--- MATERIAL FOR THIS EXERCISE ---
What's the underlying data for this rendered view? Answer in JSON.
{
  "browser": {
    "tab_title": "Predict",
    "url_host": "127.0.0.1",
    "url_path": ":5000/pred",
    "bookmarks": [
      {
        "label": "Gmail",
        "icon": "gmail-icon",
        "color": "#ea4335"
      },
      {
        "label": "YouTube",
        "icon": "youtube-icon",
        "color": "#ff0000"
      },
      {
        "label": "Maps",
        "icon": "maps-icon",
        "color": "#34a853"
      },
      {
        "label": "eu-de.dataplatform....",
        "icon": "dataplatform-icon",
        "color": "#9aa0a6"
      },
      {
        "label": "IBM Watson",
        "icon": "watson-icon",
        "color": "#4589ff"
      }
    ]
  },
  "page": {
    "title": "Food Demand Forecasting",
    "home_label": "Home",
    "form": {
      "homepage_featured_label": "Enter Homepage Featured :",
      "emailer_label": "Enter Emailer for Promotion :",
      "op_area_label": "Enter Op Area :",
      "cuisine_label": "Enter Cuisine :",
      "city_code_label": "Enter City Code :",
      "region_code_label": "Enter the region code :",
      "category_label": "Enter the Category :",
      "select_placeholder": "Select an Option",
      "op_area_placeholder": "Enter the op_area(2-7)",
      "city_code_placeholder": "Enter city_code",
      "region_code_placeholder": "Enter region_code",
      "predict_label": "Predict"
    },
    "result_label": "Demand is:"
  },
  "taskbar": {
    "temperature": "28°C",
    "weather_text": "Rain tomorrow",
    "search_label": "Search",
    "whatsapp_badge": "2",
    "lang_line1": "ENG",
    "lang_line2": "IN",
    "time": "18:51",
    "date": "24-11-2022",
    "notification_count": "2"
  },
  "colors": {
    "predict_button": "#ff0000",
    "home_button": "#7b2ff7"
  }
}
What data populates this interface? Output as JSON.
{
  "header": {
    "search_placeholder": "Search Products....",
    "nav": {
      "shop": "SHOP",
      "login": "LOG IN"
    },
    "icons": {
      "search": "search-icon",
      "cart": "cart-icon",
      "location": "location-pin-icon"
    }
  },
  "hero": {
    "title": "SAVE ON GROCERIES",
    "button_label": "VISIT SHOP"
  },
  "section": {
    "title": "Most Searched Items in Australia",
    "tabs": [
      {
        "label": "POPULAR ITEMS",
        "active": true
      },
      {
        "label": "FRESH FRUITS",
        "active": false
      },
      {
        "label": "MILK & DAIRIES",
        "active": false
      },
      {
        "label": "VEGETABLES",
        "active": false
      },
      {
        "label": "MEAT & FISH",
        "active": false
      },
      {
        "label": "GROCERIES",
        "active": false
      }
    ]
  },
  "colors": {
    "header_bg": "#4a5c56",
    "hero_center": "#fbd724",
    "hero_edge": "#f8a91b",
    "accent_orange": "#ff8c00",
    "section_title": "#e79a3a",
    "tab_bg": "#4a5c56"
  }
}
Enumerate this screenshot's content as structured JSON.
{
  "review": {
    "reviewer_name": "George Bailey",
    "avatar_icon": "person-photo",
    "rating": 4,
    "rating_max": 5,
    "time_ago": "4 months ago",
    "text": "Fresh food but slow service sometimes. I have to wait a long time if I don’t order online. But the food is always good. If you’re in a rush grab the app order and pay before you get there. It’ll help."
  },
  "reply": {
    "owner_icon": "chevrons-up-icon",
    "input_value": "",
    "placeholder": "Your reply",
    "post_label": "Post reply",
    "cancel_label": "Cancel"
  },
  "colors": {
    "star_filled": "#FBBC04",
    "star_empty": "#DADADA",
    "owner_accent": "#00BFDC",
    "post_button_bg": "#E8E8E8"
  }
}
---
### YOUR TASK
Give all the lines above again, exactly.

### EXERCISE OUTPUT
What's the underlying data for this rendered view? Answer in JSON.
{
  "browser": {
    "tab_title": "Predict",
    "url_host": "127.0.0.1",
    "url_path": ":5000/pred",
    "bookmarks": [
      {
        "label": "Gmail",
        "icon": "gmail-icon",
        "color": "#ea4335"
      },
      {
        "label": "YouTube",
        "icon": "youtube-icon",
        "color": "#ff0000"
      },
      {
        "label": "Maps",
        "icon": "maps-icon",
        "color": "#34a853"
      },
      {
        "label": "eu-de.dataplatform....",
        "icon": "dataplatform-icon",
        "color": "#9aa0a6"
      },
      {
        "label": "IBM Watson",
        "icon": "watson-icon",
        "color": "#4589ff"
      }
    ]
  },
  "page": {
    "title": "Food Demand Forecasting",
    "home_label": "Home",
    "form": {
      "homepage_featured_label": "Enter Homepage Featured :",
      "emailer_label": "Enter Emailer for Promotion :",
      "op_area_label": "Enter Op Area :",
      "cuisine_label": "Enter Cuisine :",
      "city_code_label": "Enter City Code :",
      "region_code_label": "Enter the region code :",
      "category_label": "Enter the Category :",
      "select_placeholder": "Select an Option",
      "op_area_placeholder": "Enter the op_area(2-7)",
      "city_code_placeholder": "Enter city_code",
      "region_code_placeholder": "Enter region_code",
      "predict_label": "Predict"
    },
    "result_label": "Demand is:"
  },
  "taskbar": {
    "temperature": "28°C",
    "weather_text": "Rain tomorrow",
    "search_label": "Search",
    "whatsapp_badge": "2",
    "lang_line1": "ENG",
    "lang_line2": "IN",
    "time": "18:51",
    "date": "24-11-2022",
    "notification_count": "2"
  },
  "colors": {
    "predict_button": "#ff0000",
    "home_button": "#7b2ff7"
  }
}
What data populates this interface? Output as JSON.
{
  "header": {
    "search_placeholder": "Search Products....",
    "nav": {
      "shop": "SHOP",
      "login": "LOG IN"
    },
    "icons": {
      "search": "search-icon",
      "cart": "cart-icon",
      "location": "location-pin-icon"
    }
  },
  "hero": {
    "title": "SAVE ON GROCERIES",
    "button_label": "VISIT SHOP"
  },
  "section": {
    "title": "Most Searched Items in Australia",
    "tabs": [
      {
        "label": "POPULAR ITEMS",
        "active": true
      },
      {
        "label": "FRESH FRUITS",
        "active": false
      },
      {
        "label": "MILK & DAIRIES",
        "active": false
      },
      {
        "label": "VEGETABLES",
        "active": false
      },
      {
        "label": "MEAT & FISH",
        "active": false
      },
      {
        "label": "GROCERIES",
        "active": false
      }
    ]
  },
  "colors": {
    "header_bg": "#4a5c56",
    "hero_center": "#fbd724",
    "hero_edge": "#f8a91b",
    "accent_orange": "#ff8c00",
    "section_title": "#e79a3a",
    "tab_bg": "#4a5c56"
  }
}
Enumerate this screenshot's content as structured JSON.
{
  "review": {
    "reviewer_name": "George Bailey",
    "avatar_icon": "person-photo",
    "rating": 4,
    "rating_max": 5,
    "time_ago": "4 months ago",
    "text": "Fresh food but slow service sometimes. I have to wait a long time if I don’t order online. But the food is always good. If you’re in a rush grab the app order and pay before you get there. It’ll help."
  },
  "reply": {
    "owner_icon": "chevrons-up-icon",
    "input_value": "",
    "placeholder": "Your reply",
    "post_label": "Post reply",
    "cancel_label": "Cancel"
  },
  "colors": {
    "star_filled": "#FBBC04",
    "star_empty": "#DADADA",
    "owner_accent": "#00BFDC",
    "post_button_bg": "#E8E8E8"
  }
}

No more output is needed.